REQUIREMENT: All of the entries should be returned without a single change.

MATERIAL FOR THE TASK:
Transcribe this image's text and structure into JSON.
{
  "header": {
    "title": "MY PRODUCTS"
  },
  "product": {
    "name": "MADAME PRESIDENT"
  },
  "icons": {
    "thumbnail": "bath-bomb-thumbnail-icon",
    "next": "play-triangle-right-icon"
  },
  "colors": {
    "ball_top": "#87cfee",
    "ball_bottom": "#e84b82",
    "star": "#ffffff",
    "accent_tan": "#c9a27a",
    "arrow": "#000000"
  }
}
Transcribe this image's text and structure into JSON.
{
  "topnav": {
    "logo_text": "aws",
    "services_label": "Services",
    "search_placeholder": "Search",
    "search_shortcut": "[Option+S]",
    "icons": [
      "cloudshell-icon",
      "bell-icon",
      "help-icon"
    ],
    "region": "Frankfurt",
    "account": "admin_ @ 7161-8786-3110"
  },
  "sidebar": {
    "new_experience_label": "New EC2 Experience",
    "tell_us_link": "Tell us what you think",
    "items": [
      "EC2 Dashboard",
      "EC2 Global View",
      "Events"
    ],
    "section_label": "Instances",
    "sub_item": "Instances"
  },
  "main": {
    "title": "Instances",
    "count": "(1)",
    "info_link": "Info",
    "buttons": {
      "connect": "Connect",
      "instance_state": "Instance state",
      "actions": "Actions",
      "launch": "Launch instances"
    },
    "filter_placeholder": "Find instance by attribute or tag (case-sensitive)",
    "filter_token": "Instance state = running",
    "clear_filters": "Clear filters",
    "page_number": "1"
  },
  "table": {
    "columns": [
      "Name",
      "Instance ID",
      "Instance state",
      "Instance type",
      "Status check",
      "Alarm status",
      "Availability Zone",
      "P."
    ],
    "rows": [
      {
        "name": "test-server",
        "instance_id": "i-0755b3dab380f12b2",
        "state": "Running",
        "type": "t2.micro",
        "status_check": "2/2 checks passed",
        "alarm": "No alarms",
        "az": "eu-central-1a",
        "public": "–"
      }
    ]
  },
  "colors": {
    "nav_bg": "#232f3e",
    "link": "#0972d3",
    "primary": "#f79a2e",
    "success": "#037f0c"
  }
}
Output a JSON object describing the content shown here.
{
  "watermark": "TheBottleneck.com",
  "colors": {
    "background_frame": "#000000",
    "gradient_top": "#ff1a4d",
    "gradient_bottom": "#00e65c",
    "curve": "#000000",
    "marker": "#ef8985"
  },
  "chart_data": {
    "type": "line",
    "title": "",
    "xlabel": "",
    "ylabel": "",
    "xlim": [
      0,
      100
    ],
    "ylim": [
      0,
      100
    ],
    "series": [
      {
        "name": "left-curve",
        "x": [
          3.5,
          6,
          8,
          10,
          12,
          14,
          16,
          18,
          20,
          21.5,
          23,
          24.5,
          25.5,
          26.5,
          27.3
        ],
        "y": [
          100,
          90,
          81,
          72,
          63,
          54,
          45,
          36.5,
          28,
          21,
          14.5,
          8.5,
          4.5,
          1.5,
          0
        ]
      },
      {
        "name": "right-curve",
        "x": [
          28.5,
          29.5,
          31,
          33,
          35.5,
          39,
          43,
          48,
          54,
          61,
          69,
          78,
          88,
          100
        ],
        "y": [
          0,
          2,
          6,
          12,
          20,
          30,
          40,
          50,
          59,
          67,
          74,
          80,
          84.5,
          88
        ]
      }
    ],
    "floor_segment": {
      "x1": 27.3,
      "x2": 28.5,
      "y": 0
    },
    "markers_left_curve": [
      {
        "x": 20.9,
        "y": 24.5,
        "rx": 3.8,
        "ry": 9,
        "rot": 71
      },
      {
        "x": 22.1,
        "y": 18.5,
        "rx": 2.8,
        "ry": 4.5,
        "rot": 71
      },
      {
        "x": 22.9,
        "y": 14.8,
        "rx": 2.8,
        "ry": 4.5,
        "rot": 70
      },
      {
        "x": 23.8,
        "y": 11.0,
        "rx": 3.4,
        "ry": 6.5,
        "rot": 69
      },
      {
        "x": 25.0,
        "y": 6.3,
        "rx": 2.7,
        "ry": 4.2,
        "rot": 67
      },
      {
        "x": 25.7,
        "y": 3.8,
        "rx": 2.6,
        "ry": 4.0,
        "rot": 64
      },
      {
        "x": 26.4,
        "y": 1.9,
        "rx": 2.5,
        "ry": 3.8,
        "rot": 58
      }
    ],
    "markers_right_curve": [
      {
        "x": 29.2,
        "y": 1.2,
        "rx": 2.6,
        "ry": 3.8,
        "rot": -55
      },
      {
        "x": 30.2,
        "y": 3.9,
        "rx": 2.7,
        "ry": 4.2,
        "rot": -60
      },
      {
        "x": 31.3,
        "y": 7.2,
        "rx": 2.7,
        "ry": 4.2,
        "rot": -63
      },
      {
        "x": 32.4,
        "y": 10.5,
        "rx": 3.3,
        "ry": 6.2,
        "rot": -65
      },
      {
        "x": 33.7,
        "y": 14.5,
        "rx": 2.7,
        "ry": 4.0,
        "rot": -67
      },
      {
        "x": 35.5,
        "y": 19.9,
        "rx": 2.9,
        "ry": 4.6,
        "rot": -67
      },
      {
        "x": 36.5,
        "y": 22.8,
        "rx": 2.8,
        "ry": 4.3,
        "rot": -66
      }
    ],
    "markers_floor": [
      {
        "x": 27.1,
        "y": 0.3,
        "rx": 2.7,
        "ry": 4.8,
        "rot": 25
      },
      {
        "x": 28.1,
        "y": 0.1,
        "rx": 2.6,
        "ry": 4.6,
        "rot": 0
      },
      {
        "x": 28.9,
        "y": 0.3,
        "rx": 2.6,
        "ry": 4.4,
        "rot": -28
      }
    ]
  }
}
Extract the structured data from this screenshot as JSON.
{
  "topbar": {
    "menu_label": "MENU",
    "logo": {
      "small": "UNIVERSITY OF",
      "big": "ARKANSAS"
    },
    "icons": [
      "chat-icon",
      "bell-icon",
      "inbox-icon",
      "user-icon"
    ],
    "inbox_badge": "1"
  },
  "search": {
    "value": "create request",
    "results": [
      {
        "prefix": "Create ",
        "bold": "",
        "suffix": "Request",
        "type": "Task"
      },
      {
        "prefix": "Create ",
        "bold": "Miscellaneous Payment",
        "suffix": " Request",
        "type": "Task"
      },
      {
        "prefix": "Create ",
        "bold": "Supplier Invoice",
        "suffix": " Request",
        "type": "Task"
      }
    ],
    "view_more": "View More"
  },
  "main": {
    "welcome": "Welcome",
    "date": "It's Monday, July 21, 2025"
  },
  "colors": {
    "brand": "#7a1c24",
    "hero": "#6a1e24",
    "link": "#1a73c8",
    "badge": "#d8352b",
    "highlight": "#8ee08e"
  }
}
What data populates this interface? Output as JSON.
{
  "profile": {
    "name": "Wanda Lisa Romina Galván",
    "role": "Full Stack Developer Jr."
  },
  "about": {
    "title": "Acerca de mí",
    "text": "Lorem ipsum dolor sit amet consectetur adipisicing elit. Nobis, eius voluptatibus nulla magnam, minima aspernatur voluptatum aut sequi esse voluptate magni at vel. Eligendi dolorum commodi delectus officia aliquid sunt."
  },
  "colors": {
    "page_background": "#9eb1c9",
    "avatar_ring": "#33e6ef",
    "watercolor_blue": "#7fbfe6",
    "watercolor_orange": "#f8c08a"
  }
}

TASK ANSWER:
Transcribe this image's text and structure into JSON.
{
  "header": {
    "title": "MY PRODUCTS"
  },
  "product": {
    "name": "MADAME PRESIDENT"
  },
  "icons": {
    "thumbnail": "bath-bomb-thumbnail-icon",
    "next": "play-triangle-right-icon"
  },
  "colors": {
    "ball_top": "#87cfee",
    "ball_bottom": "#e84b82",
    "star": "#ffffff",
    "accent_tan": "#c9a27a",
    "arrow": "#000000"
  }
}
Transcribe this image's text and structure into JSON.
{
  "topnav": {
    "logo_text": "aws",
    "services_label": "Services",
    "search_placeholder": "Search",
    "search_shortcut": "[Option+S]",
    "icons": [
      "cloudshell-icon",
      "bell-icon",
      "help-icon"
    ],
    "region": "Frankfurt",
    "account": "admin_ @ 7161-8786-3110"
  },
  "sidebar": {
    "new_experience_label": "New EC2 Experience",
    "tell_us_link": "Tell us what you think",
    "items": [
      "EC2 Dashboard",
      "EC2 Global View",
      "Events"
    ],
    "section_label": "Instances",
    "sub_item": "Instances"
  },
  "main": {
    "title": "Instances",
    "count": "(1)",
    "info_link": "Info",
    "buttons": {
      "connect": "Connect",
      "instance_state": "Instance state",
      "actions": "Actions",
      "launch": "Launch instances"
    },
    "filter_placeholder": "Find instance by attribute or tag (case-sensitive)",
    "filter_token": "Instance state = running",
    "clear_filters": "Clear filters",
    "page_number": "1"
  },
  "table": {
    "columns": [
      "Name",
      "Instance ID",
      "Instance state",
      "Instance type",
      "Status check",
      "Alarm status",
      "Availability Zone",
      "P."
    ],
    "rows": [
      {
        "name": "test-server",
        "instance_id": "i-0755b3dab380f12b2",
        "state": "Running",
        "type": "t2.micro",
        "status_check": "2/2 checks passed",
        "alarm": "No alarms",
        "az": "eu-central-1a",
        "public": "–"
      }
    ]
  },
  "colors": {
    "nav_bg": "#232f3e",
    "link": "#0972d3",
    "primary": "#f79a2e",
    "success": "#037f0c"
  }
}
Output a JSON object describing the content shown here.
{
  "watermark": "TheBottleneck.com",
  "colors": {
    "background_frame": "#000000",
    "gradient_top": "#ff1a4d",
    "gradient_bottom": "#00e65c",
    "curve": "#000000",
    "marker": "#ef8985"
  },
  "chart_data": {
    "type": "line",
    "title": "",
    "xlabel": "",
    "ylabel": "",
    "xlim": [
      0,
      100
    ],
    "ylim": [
      0,
      100
    ],
    "series": [
      {
        "name": "left-curve",
        "x": [
          3.5,
          6,
          8,
          10,
          12,
          14,
          16,
          18,
          20,
          21.5,
          23,
          24.5,
          25.5,
          26.5,
          27.3
        ],
        "y": [
          100,
          90,
          81,
          72,
          63,
          54,
          45,
          36.5,
          28,
          21,
          14.5,
          8.5,
          4.5,
          1.5,
          0
        ]
      },
      {
        "name": "right-curve",
        "x": [
          28.5,
          29.5,
          31,
          33,
          35.5,
          39,
          43,
          48,
          54,
          61,
          69,
          78,
          88,
          100
        ],
        "y": [
          0,
          2,
          6,
          12,
          20,
          30,
          40,
          50,
          59,
          67,
          74,
          80,
          84.5,
          88
        ]
      }
    ],
    "floor_segment": {
      "x1": 27.3,
      "x2": 28.5,
      "y": 0
    },
    "markers_left_curve": [
      {
        "x": 20.9,
        "y": 24.5,
        "rx": 3.8,
        "ry": 9,
        "rot": 71
      },
      {
        "x": 22.1,
        "y": 18.5,
        "rx": 2.8,
        "ry": 4.5,
        "rot": 71
      },
      {
        "x": 22.9,
        "y": 14.8,
        "rx": 2.8,
        "ry": 4.5,
        "rot": 70
      },
      {
        "x": 23.8,
        "y": 11.0,
        "rx": 3.4,
        "ry": 6.5,
        "rot": 69
      },
      {
        "x": 25.0,
        "y": 6.3,
        "rx": 2.7,
        "ry": 4.2,
        "rot": 67
      },
      {
        "x": 25.7,
        "y": 3.8,
        "rx": 2.6,
        "ry": 4.0,
        "rot": 64
      },
      {
        "x": 26.4,
        "y": 1.9,
        "rx": 2.5,
        "ry": 3.8,
        "rot": 58
      }
    ],
    "markers_right_curve": [
      {
        "x": 29.2,
        "y": 1.2,
        "rx": 2.6,
        "ry": 3.8,
        "rot": -55
      },
      {
        "x": 30.2,
        "y": 3.9,
        "rx": 2.7,
        "ry": 4.2,
        "rot": -60
      },
      {
        "x": 31.3,
        "y": 7.2,
        "rx": 2.7,
        "ry": 4.2,
        "rot": -63
      },
      {
        "x": 32.4,
        "y": 10.5,
        "rx": 3.3,
        "ry": 6.2,
        "rot": -65
      },
      {
        "x": 33.7,
        "y": 14.5,
        "rx": 2.7,
        "ry": 4.0,
        "rot": -67
      },
      {
        "x": 35.5,
        "y": 19.9,
        "rx": 2.9,
        "ry": 4.6,
        "rot": -67
      },
      {
        "x": 36.5,
        "y": 22.8,
        "rx": 2.8,
        "ry": 4.3,
        "rot": -66
      }
    ],
    "markers_floor": [
      {
        "x": 27.1,
        "y": 0.3,
        "rx": 2.7,
        "ry": 4.8,
        "rot": 25
      },
      {
        "x": 28.1,
        "y": 0.1,
        "rx": 2.6,
        "ry": 4.6,
        "rot": 0
      },
      {
        "x": 28.9,
        "y": 0.3,
        "rx": 2.6,
        "ry": 4.4,
        "rot": -28
      }
    ]
  }
}
Extract the structured data from this screenshot as JSON.
{
  "topbar": {
    "menu_label": "MENU",
    "logo": {
      "small": "UNIVERSITY OF",
      "big": "ARKANSAS"
    },
    "icons": [
      "chat-icon",
      "bell-icon",
      "inbox-icon",
      "user-icon"
    ],
    "inbox_badge": "1"
  },
  "search": {
    "value": "create request",
    "results": [
      {
        "prefix": "Create ",
        "bold": "",
        "suffix": "Request",
        "type": "Task"
      },
      {
        "prefix": "Create ",
        "bold": "Miscellaneous Payment",
        "suffix": " Request",
        "type": "Task"
      },
      {
        "prefix": "Create ",
        "bold": "Supplier Invoice",
        "suffix": " Request",
        "type": "Task"
      }
    ],
    "view_more": "View More"
  },
  "main": {
    "welcome": "Welcome",
    "date": "It's Monday, July 21, 2025"
  },
  "colors": {
    "brand": "#7a1c24",
    "hero": "#6a1e24",
    "link": "#1a73c8",
    "badge": "#d8352b",
    "highlight": "#8ee08e"
  }
}
What data populates this interface? Output as JSON.
{
  "profile": {
    "name": "Wanda Lisa Romina Galván",
    "role": "Full Stack Developer Jr."
  },
  "about": {
    "title": "Acerca de mí",
    "text": "Lorem ipsum dolor sit amet consectetur adipisicing elit. Nobis, eius voluptatibus nulla magnam, minima aspernatur voluptatum aut sequi esse voluptate magni at vel. Eligendi dolorum commodi delectus officia aliquid sunt."
  },
  "colors": {
    "page_background": "#9eb1c9",
    "avatar_ring": "#33e6ef",
    "watercolor_blue": "#7fbfe6",
    "watercolor_orange": "#f8c08a"
  }
}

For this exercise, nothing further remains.